Two-thirds of the employed adult population (67 per cent) feel more can be done to welcome lesbian, gay, bisexual and transgendered employees
Canadian businesses need to do more to ensure that lesbian, gay, bisexual and transgendered employees feel welcome and valued in the workplace according to the newly released Sodexo Workplace Diversity Survey, a Leger poll of employed Canadians. Sodexo is a global leader in services that improve quality of life, an essential factor in individual and organizational performance.
Two-thirds of the employed adult population (67 per cent) feel more can be done to welcome LGBT employees. However, the LGBT community is more likely (81 per cent) to feel that businesses generally need to strive harder.
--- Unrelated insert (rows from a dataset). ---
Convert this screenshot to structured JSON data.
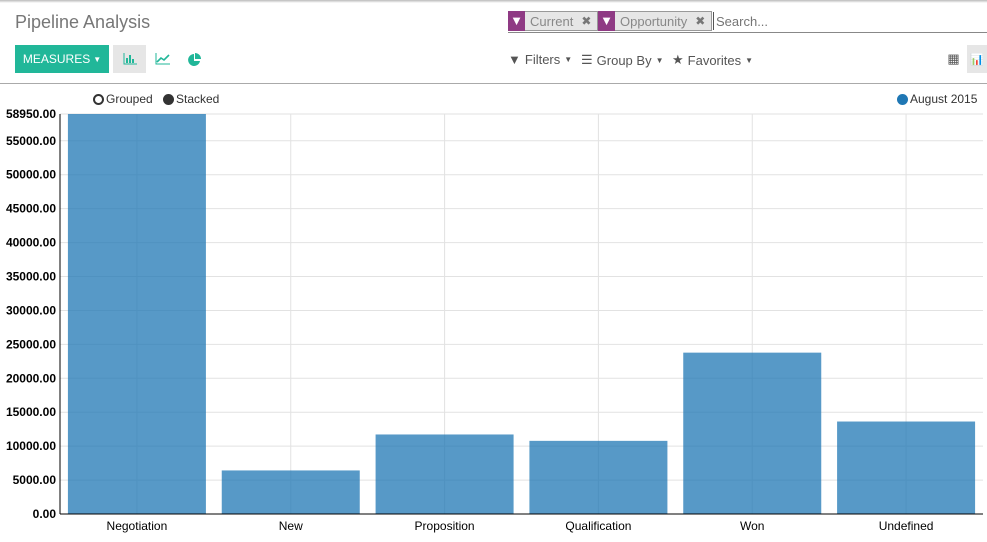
{
  "header": {
    "title": "Pipeline Analysis"
  },
  "toolbar": {
    "measures_label": "MEASURES",
    "view_buttons": [
      "bar-chart-icon",
      "line-chart-icon",
      "pie-chart-icon"
    ],
    "accent": "#21b799"
  },
  "search": {
    "facets": [
      {
        "label": "Current",
        "icon": "filter-icon"
      },
      {
        "label": "Opportunity",
        "icon": "filter-icon"
      }
    ],
    "placeholder": "Search...",
    "facet_color": "#8f3a84"
  },
  "search_options": {
    "filters": "Filters",
    "group_by": "Group By",
    "favorites": "Favorites"
  },
  "view_switcher": [
    "pivot-grid-icon",
    "graph-icon"
  ],
  "chart_controls": {
    "grouped": "Grouped",
    "stacked": "Stacked"
  },
  "chart_data": {
    "type": "bar",
    "categories": [
      "Negotiation",
      "New",
      "Proposition",
      "Qualification",
      "Won",
      "Undefined"
    ],
    "series": [
      {
        "name": "August 2015",
        "color": "#1f77b4",
        "values": [
          58950,
          6420,
          11720,
          10780,
          23780,
          13630
        ]
      }
    ],
    "ylim": [
      0,
      58950
    ],
    "yticks": [
      "0.00",
      "5000.00",
      "10000.00",
      "15000.00",
      "20000.00",
      "25000.00",
      "30000.00",
      "35000.00",
      "40000.00",
      "45000.00",
      "50000.00",
      "55000.00",
      "58950.00"
    ],
    "grid": true,
    "legend": "top-right"
  }
}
The survey also found that half of working Canadians (49 per cent) believe their employer should do more to ensure that LGBT employees feel comfortable being themselves in the workplace. However, when the same question is asked of working Canadians in the LGBT community that number jumps considerably to 59 per cent.
Overall, support for work cultures more welcoming of LGBT employees is widespread. Nine-in-10 employees (89 per cent) believe that workplace cultures should welcome all employees, regardless of sexual orientation.
When asked about overall workplace diversity, 72 per cent of Canadians feel that it should be a priority for Canada's business leaders. Again, in the LGBT community that number jumps significantly to 85 per cent.
"Diversity is a tremendous source of strength for all businesses," said Dean Johnson, president and chief executive officer of Sodexo Canada. "It's not just the right thing to do, it's the smart thing to do."
"We envision a nation where LGBT individuals can bring their authentic and whole selves to work enabling them to achieve their full potential," said Matt Petersen, chair of Pride at Work Canada. "It's important to celebrate the high degree of support among working Canadians for workplace cultures that welcome LGBT employees, just as it's vital to highlight and address the areas for improvement."
Diversity strengthens the workplace
• 81 per cent of working Canadians agree that companies committed to diversity find it easier to attract and keep the best employees, compared to 93 per cent of LGBT employees polled.
• 84 per cent agree that workplace diversity helps companies deal with business challenges by enabling them to access new ways of thinking and perspectives, compared to 93 per cent of LGBT employees.
• 85 per cent agree that employees working for organizations committed to diversity and inclusiveness are more likely to have positive attitudes towards their work and their employer, compared with 91 per cent of LGBT employees.
"These numbers flag the need for more action to create inclusive workplaces across the country," said Michael Bach, founder and CEO of the Canadian Institute of Diversity and Inclusion (CIDI). "The fact that LGBT employees are more skeptical strongly suggests there is still considerable room for improvement to employer diversity policies."
• 93 per cent of working Canadians believe that employees who feel comfortable being who they are in the workplace are more likely to contribute to the success of their company.
• 87 per cent of working Canadians believe that companies that treat employees equally regardless of sexual orientation, race, culture or religion are more likely to be successful.